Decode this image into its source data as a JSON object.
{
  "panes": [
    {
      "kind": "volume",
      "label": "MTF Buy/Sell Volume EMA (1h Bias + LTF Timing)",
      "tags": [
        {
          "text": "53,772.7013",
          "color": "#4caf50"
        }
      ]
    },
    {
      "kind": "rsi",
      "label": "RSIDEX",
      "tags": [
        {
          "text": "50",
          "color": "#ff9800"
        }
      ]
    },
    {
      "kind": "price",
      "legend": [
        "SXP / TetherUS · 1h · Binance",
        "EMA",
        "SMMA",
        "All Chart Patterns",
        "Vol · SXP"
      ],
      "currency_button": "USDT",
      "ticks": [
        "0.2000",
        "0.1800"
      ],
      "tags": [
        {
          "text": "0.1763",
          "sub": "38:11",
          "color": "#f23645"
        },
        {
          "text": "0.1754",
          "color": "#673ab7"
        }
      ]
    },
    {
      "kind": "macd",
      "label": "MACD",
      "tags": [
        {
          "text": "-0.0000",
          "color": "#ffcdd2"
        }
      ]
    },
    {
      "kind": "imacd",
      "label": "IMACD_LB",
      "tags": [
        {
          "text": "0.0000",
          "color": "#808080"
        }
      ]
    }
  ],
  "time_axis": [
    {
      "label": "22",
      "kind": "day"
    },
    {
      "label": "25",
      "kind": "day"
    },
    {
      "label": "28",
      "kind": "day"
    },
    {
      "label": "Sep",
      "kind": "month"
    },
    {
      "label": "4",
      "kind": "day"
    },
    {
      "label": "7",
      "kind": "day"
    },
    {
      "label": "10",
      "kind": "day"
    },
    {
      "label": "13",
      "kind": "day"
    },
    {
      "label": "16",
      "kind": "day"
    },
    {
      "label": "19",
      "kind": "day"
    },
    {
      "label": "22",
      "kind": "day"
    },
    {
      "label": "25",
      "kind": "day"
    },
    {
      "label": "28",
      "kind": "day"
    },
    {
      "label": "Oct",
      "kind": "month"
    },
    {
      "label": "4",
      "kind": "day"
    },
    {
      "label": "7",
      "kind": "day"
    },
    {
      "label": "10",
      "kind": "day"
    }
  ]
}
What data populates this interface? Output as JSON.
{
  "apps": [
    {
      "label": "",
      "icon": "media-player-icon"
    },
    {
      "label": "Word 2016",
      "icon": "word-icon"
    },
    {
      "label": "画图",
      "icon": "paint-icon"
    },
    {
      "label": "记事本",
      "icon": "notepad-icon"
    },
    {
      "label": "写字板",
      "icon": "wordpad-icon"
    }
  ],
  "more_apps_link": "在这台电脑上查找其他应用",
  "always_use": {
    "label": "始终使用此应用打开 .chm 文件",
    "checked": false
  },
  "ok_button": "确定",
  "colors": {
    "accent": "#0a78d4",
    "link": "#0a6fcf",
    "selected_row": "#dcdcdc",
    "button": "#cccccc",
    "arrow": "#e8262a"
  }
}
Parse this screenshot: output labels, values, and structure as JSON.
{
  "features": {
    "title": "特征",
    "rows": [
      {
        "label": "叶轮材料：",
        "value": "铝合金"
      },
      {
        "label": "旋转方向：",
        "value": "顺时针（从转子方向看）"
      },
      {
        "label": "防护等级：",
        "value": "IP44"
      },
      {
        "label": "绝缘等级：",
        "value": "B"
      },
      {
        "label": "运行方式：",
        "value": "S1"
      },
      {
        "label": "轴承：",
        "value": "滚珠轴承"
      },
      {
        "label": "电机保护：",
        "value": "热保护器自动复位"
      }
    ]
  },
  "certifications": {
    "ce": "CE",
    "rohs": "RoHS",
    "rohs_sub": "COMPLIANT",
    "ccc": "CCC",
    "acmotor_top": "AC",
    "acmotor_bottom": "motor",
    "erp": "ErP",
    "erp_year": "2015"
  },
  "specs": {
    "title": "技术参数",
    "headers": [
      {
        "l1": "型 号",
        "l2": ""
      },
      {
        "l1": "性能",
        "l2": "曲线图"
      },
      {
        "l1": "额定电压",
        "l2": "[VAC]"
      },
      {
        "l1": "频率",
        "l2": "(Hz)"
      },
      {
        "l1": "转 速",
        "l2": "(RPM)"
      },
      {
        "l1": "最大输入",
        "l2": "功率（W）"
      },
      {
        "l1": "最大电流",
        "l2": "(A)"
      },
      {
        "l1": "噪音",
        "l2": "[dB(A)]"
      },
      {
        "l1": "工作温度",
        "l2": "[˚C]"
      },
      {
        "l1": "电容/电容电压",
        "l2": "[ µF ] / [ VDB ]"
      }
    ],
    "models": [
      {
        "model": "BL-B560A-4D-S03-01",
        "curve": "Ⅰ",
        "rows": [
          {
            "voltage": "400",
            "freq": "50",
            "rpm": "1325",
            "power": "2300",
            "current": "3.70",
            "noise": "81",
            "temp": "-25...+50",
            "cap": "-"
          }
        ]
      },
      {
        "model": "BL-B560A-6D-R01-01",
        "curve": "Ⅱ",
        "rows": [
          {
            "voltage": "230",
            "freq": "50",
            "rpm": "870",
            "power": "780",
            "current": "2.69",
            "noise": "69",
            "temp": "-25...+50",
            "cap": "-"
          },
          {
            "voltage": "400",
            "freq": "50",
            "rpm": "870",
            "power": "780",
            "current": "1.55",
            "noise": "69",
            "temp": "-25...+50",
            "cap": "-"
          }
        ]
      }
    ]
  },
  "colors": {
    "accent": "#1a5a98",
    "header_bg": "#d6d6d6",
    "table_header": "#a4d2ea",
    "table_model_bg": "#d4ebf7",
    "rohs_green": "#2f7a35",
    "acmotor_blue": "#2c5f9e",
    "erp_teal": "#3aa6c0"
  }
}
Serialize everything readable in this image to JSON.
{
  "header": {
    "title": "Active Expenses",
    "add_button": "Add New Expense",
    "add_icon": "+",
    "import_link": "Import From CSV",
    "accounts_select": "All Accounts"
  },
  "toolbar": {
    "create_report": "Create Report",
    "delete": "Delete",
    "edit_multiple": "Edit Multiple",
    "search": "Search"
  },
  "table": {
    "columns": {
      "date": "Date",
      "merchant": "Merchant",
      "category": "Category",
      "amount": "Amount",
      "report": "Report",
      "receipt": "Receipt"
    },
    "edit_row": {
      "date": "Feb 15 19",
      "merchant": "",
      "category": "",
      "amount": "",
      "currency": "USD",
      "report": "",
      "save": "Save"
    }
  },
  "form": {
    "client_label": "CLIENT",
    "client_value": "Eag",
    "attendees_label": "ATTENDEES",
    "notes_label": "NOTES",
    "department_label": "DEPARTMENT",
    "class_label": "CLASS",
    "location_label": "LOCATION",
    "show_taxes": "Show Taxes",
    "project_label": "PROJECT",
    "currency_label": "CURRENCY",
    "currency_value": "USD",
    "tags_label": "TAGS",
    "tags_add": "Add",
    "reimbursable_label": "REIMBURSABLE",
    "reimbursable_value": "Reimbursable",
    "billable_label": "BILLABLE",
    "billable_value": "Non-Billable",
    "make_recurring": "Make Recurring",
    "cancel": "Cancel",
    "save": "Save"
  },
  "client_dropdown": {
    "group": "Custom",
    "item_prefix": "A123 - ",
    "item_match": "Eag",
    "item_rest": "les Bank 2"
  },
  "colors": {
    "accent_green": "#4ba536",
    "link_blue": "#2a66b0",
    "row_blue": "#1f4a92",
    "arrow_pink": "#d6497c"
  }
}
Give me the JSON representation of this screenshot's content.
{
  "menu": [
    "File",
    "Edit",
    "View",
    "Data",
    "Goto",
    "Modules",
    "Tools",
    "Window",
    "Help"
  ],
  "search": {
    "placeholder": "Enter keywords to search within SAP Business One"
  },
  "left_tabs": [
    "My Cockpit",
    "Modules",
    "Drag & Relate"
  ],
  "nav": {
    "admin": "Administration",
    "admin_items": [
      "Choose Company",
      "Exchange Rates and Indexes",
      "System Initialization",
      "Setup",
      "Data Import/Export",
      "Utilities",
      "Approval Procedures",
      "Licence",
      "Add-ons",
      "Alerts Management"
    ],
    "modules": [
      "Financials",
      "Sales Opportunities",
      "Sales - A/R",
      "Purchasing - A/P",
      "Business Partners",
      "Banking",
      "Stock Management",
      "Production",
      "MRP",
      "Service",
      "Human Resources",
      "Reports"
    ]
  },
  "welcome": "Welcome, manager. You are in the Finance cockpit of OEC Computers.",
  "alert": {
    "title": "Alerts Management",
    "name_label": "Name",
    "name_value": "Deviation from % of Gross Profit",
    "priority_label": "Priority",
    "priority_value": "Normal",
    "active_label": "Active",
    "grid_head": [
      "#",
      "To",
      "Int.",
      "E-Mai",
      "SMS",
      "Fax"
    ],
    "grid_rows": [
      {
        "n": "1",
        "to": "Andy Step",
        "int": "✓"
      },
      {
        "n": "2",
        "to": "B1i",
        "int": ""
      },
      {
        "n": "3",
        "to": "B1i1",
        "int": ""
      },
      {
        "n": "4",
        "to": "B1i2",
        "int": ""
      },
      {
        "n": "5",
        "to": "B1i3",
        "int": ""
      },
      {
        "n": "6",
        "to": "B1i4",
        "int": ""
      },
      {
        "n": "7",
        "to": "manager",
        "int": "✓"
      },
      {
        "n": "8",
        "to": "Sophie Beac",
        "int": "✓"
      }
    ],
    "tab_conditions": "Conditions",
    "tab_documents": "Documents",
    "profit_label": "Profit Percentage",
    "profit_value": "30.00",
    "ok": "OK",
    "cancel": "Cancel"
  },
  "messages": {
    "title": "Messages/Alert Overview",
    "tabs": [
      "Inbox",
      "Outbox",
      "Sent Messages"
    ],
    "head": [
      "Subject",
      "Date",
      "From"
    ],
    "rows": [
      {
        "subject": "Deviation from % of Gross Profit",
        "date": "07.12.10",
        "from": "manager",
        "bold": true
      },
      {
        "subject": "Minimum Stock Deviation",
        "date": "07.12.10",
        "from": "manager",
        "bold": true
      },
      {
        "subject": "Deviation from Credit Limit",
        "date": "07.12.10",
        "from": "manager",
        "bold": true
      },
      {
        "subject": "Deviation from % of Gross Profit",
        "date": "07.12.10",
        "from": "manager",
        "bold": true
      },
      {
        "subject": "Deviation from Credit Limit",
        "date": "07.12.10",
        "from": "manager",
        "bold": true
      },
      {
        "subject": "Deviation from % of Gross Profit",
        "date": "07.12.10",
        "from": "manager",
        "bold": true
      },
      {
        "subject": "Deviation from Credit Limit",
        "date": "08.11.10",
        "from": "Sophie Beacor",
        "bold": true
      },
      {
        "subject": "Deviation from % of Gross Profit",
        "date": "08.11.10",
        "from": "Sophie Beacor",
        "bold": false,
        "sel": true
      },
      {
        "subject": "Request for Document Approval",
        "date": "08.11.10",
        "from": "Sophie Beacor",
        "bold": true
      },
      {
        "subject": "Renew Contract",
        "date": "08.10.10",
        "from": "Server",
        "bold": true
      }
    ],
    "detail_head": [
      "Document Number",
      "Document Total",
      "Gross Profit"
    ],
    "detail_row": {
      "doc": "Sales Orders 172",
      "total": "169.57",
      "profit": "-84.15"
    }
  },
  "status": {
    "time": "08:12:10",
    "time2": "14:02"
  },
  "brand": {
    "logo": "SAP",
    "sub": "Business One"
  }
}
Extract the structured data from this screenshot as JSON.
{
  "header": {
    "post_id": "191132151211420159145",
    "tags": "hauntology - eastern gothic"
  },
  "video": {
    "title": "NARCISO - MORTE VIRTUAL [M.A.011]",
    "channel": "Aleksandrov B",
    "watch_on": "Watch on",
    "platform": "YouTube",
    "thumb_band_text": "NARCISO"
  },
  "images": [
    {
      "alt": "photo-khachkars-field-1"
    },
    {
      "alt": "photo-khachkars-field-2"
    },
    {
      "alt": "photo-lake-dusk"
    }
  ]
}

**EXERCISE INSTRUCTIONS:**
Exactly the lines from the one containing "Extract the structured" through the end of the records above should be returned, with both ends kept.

**TASK RESULT:**
Extract the structured data from this screenshot as JSON.
{
  "header": {
    "post_id": "191132151211420159145",
    "tags": "hauntology - eastern gothic"
  },
  "video": {
    "title": "NARCISO - MORTE VIRTUAL [M.A.011]",
    "channel": "Aleksandrov B",
    "watch_on": "Watch on",
    "platform": "YouTube",
    "thumb_band_text": "NARCISO"
  },
  "images": [
    {
      "alt": "photo-khachkars-field-1"
    },
    {
      "alt": "photo-khachkars-field-2"
    },
    {
      "alt": "photo-lake-dusk"
    }
  ]
}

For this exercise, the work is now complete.